-- Assigned task --
Report, in full, each line of the material below in which the string "kind" occurs.

-- Exercise material --
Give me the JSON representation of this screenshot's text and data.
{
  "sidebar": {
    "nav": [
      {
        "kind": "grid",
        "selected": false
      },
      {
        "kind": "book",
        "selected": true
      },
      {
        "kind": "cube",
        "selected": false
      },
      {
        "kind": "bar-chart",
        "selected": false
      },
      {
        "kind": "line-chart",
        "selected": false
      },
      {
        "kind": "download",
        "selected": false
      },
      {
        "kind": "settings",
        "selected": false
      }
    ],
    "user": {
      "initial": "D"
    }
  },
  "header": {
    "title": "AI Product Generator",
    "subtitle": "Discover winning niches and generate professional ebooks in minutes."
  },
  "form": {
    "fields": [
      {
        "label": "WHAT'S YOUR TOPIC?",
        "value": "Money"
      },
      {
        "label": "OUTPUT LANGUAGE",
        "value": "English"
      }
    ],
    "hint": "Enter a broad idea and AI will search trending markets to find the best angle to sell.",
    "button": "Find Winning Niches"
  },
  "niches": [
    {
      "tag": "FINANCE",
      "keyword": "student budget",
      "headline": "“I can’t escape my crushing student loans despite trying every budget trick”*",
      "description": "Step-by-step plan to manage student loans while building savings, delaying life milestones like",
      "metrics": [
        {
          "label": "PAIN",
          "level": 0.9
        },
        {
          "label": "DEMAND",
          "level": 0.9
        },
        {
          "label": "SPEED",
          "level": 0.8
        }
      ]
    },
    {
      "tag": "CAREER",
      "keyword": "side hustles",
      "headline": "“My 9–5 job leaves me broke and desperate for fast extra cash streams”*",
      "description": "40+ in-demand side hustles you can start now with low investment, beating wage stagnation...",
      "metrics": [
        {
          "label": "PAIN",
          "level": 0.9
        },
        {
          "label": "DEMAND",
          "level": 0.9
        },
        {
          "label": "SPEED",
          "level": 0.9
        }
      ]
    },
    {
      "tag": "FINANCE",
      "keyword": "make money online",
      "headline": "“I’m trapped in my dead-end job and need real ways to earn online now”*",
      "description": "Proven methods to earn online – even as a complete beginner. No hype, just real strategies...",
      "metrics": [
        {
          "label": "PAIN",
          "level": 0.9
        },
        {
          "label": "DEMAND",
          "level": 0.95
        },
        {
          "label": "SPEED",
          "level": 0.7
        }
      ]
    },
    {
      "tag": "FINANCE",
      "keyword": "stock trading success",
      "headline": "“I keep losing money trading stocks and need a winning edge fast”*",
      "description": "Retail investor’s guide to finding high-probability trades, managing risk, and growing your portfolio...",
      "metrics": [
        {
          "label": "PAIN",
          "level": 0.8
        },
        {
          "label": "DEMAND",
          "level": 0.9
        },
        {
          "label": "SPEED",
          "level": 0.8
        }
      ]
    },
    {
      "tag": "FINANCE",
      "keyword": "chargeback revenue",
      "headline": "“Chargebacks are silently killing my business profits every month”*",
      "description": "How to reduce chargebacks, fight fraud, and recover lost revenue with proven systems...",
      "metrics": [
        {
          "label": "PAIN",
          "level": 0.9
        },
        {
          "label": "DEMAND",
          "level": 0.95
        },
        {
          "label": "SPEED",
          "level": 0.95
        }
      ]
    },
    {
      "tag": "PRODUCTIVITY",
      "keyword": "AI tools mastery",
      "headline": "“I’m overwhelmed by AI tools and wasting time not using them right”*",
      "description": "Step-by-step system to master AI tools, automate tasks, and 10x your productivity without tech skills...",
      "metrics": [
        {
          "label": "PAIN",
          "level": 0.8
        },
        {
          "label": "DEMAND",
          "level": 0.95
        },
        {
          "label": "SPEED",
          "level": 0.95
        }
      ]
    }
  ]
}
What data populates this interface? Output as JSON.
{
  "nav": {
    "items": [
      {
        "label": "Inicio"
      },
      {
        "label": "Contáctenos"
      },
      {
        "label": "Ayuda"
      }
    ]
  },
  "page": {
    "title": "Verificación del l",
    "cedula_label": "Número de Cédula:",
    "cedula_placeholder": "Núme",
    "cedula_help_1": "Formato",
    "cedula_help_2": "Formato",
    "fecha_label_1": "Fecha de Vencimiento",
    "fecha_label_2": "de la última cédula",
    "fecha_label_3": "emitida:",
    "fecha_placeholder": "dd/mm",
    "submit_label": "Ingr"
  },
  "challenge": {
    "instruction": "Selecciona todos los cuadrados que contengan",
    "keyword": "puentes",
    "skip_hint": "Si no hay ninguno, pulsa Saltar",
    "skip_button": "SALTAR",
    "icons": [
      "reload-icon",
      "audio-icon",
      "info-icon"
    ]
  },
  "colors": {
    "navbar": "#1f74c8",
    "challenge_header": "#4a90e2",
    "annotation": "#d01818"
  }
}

-- Exercise result --
        "kind": "grid",
        "kind": "book",
        "kind": "cube",
        "kind": "bar-chart",
        "kind": "line-chart",
        "kind": "download",
        "kind": "settings",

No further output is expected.